The twelfth chapter of Romans is full of practical and crucial wisdom for the local church. It enjoins Christian grace, the band of brotherhood, spiritual progress for the body of Christ, and individual submission to the lordship of our Savior; all made visible in the harmony of the local body of Christ—your home church. It is a great chapter for church body life augmented by what every individual is designed to do within it.

It begins with a great call to self-dedicated, total submission to Jesus Christ (verses 1, 2). It is this profound understanding of personal debt to Christ that allows a sober evaluation of self-worth (verse 3). Any other assessment is prideful insanity, according to the text. The next two verses (4–5) express the relationship that God gives to each believer toward each other while playing a valuable part within the body of Christ. There is equality of membership but difference in function (i.e., mode of action), distinguishing among the members of the body of Christ.

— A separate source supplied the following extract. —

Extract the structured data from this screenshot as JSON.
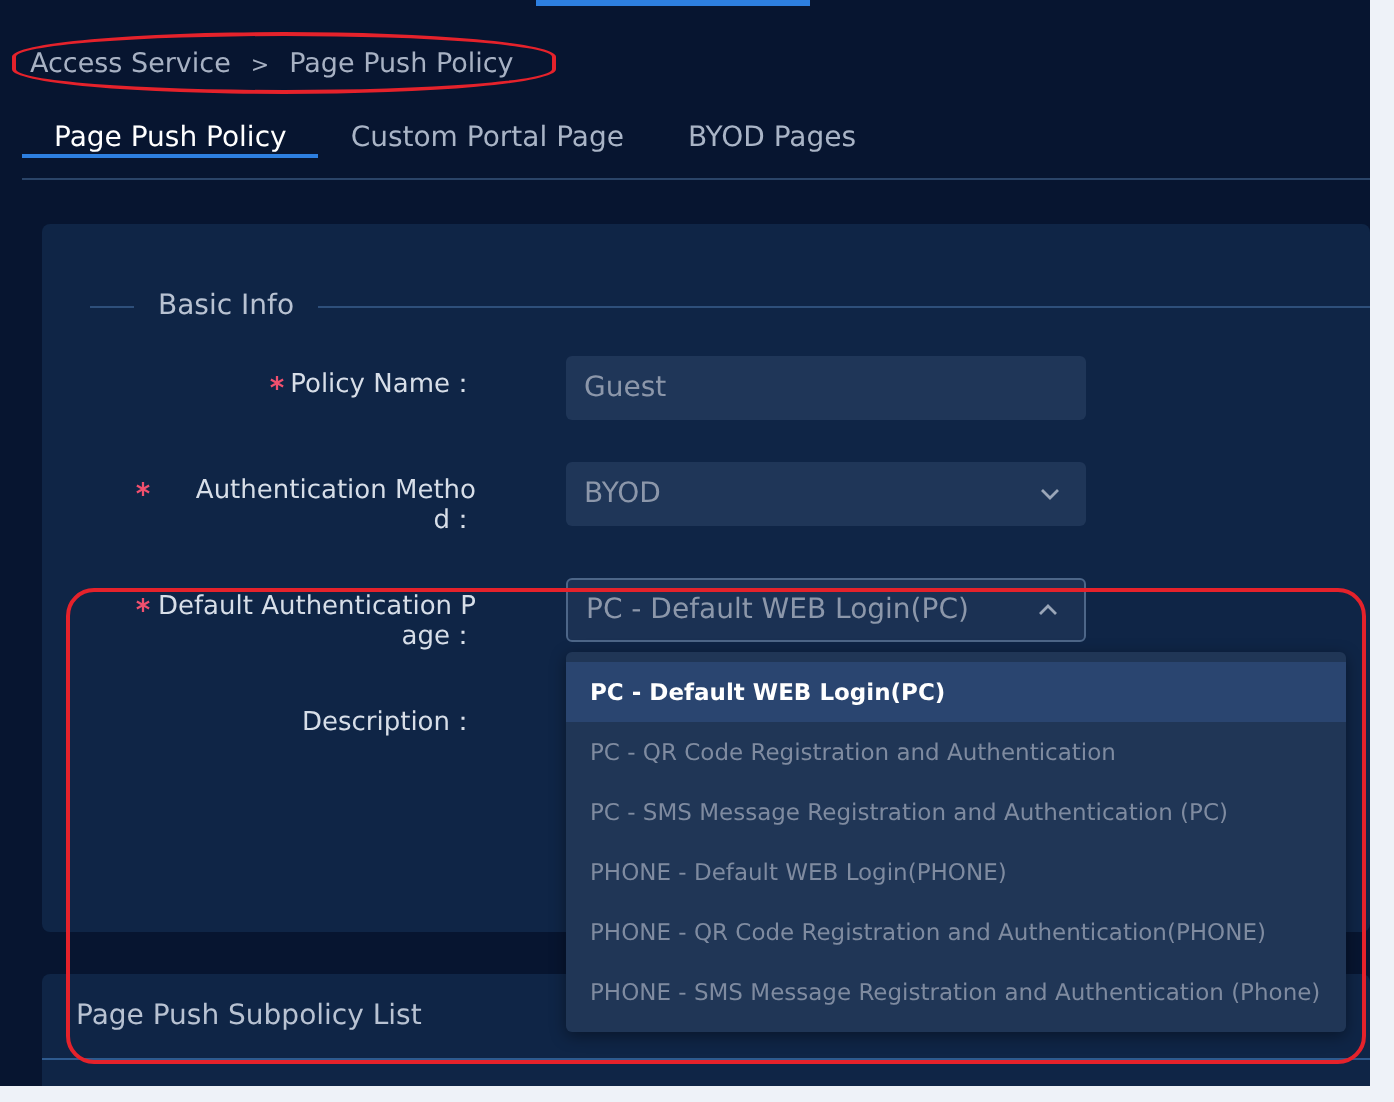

This focus on function rather than specificity of gift is instructive for our understanding of the progressive revelation of gifts through the New Testament. Spiritual gifts start with great definition and perfect bestowal on the birth of the church at Pentecost at the outset of the Apostolic age (speaking in tongues, miracles; each form of gift designed to be a sign to Israel verifying the church as the work of God—1 Corinthians 1:22). As the Apostolic age unfolds, gifts (charisma) operate in the book of Acts within that construct. The exercise of charisma gifts are broadened and are highly regulated midway through the Apostolic age, useful in identifying the Word of God, as is seen in 1 Corinthians 12–14 and with the added anticipation that all such gifts will cease and die away. Then, as the Apostolic age comes to its conclusion, as the Apostles close out their ministry and progressive revelation unfolds in the rest of the New Testament, gifts take on more of today’s familiar, talent-oriented form in the rest of the church age—talents which must be practiced and exercised, as well as offices bestowed by the local church (Ephesians 4:11–12, 2 Timothy 1:6).

The functioning of the body is described in Romans 12:6–8, and the faithfulness of the brethren to each other is seen in 12:9–21. Like Acts 2:42, where the habits of the nascent church are described, the activity (function) of the local church is described with the talents practiced in verses 6–8. Prophecy is preaching, so defined in the context because it is proportioned (analogia, comparing point by point with something else) by “the faith” (the full body of revealed truth in the Word). Ministry is our word “deacon,” meaning “a servant in his activity”—the servant’s heart seen in works for others. Teaching is the function of maturity, using experiences to strengthen disciples. Exhorting is encouragement as in admonition, comforting, strengthening by coming alongside another. Giving is open-handed sharing since liberality means simplicity, mental honesty, openness of heart. Leading is to stand before in authority with the role of superintending with eager earnestness for the glory of God. Finally, merciful compassion and sympathy poured out to meet needs of others with amiable grace and ready cheerfulness. This is fitting behavior that arises from the fruit of the Holy Spirit (Galatians 5:22) displayed in the corporate work and worship of the body of Christ. Now these are the gifts for which believers need to hone their skills. This is the commissioning, compassionate covenant of the local church as outlined in verses 9–21.

Every believer has within him the aid of the Holy Spirit ready to equip him to fill the function of one or more of these gifts within the body of Christ. Are you serving and utilizing your God-given talents? Trust and obey.